                  • 6. Re: Using pkcs12 certificates for SSL Security Configuration
                    Steven Bruce Newbie

                    John Mazzitelli wrote:

                     

                    You only need the truststores if you require authentication. If you only care about encryption, you do not need them. This is talked about here: http://rhq-project.org/display/JOPR2/Securing+Communications#SecuringCommunications-Authentication

                    That's what these settings are all about:

                     

                    ...client-auth-mode
                    ...server-auth-mode-enabled

                     

                    "Client auth mode" set to true means incoming requests from a remote endpoint (i.e. a "client") will only be allowed if that client has a valid SSL certificate that is authenticated in your truststore.

                     

                    "Server auth mode enabled" set to true means outgoing messages will only be sent to the remote endpoint (i.e. the "server") if that server has a valid SSL certificate that is authenticated in your truststore.

                     

                    You should not need truststores if both of those are false because you aren't asking to authenticate the remote endpoints SSL certificates.
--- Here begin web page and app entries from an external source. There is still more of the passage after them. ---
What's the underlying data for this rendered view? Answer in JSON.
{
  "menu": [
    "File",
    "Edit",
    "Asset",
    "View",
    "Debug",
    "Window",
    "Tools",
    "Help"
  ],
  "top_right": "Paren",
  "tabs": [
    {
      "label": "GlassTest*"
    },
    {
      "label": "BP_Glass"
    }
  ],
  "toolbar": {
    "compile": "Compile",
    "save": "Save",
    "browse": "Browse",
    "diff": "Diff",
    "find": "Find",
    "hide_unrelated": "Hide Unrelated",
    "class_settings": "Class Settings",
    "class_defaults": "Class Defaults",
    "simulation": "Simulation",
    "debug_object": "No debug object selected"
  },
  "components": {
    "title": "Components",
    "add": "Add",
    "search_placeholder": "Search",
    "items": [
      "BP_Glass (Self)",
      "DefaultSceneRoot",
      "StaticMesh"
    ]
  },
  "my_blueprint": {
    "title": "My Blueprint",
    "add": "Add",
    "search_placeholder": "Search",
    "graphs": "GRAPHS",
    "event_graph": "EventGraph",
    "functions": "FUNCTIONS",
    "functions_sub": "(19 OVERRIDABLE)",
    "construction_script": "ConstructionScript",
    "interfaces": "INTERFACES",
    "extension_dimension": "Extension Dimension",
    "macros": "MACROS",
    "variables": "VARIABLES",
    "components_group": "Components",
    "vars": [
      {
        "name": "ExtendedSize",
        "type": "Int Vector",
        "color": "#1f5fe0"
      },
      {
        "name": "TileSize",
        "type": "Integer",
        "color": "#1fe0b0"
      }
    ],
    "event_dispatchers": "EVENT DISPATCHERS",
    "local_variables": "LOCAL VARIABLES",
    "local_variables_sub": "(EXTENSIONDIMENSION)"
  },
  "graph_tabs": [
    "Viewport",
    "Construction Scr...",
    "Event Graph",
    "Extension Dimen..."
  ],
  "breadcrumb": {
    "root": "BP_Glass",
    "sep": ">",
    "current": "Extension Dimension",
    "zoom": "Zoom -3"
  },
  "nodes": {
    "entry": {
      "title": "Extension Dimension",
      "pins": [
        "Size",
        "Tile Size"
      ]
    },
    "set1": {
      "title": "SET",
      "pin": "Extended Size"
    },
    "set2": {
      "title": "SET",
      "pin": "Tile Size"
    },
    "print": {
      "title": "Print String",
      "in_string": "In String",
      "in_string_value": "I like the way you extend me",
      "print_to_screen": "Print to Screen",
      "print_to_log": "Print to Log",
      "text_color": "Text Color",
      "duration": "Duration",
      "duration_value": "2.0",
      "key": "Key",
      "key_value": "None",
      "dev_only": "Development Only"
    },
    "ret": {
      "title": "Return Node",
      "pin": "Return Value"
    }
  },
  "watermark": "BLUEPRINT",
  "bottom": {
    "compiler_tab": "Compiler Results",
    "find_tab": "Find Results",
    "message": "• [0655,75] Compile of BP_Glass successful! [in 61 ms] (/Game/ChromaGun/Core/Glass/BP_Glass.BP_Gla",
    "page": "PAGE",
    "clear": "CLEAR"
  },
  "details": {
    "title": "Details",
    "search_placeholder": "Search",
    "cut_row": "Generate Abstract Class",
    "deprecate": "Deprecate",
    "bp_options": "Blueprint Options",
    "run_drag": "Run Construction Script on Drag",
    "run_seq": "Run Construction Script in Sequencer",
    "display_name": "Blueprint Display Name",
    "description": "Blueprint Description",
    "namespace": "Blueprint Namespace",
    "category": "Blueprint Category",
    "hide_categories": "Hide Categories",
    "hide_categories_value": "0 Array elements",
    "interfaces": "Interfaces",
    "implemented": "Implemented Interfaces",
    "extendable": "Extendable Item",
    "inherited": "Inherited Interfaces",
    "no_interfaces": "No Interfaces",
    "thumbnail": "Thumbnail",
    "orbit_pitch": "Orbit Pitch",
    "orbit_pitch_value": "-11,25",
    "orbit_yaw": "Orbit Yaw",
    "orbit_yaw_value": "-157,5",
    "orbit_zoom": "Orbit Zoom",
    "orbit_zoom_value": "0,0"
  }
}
You always need a keystore when using secure SSL comm because its the keystore that has the data necessary to encrypt/decrypt the traffic - i.e. without a keystore and its enclosing certificate, you can't even do encryption.

                     

                    That said, I'm not sure what Tomcat does if you don't provide some sort of truststore. You could just use a copy of your keystore as your truststore just to make Tomcat happy (even if you aren't using ssl auth, it might still want to be given a valid truststore, I'm not sure).

                    Well, just to add to what you have said, I think Tomcat does require some sort of truststore.  I have the client-auth-mode  and server-auth-mode-enabled set as follows:

                    rhq.server.tomcat.security.client-auth-mode=false

                    rhq.communications.connector.security.client-auth-mode=none

                    rhq.server.client.security.server-auth-mode-enabled=false

                     

                    When  I remove the truststore information for the non-Tomcat sections,  everything seems to work fine, but when I remove the truststore  information for Server-side SSL for HTTPS through Tomcat, it complains  and gives me the following error:

                    java.io.IOException:  Exception trying to load keystore  ${rhq.server.tomcat.security.truststore file}: KeyStore  ${rhq.server.tomcat.security.truststore.type} implementation not found.

                     

                    My fix was to create an empty truststore and provide it that information.

                     

                    Anyway, thanks John, you've been a big help.

                     

                    Regards,

                    Steven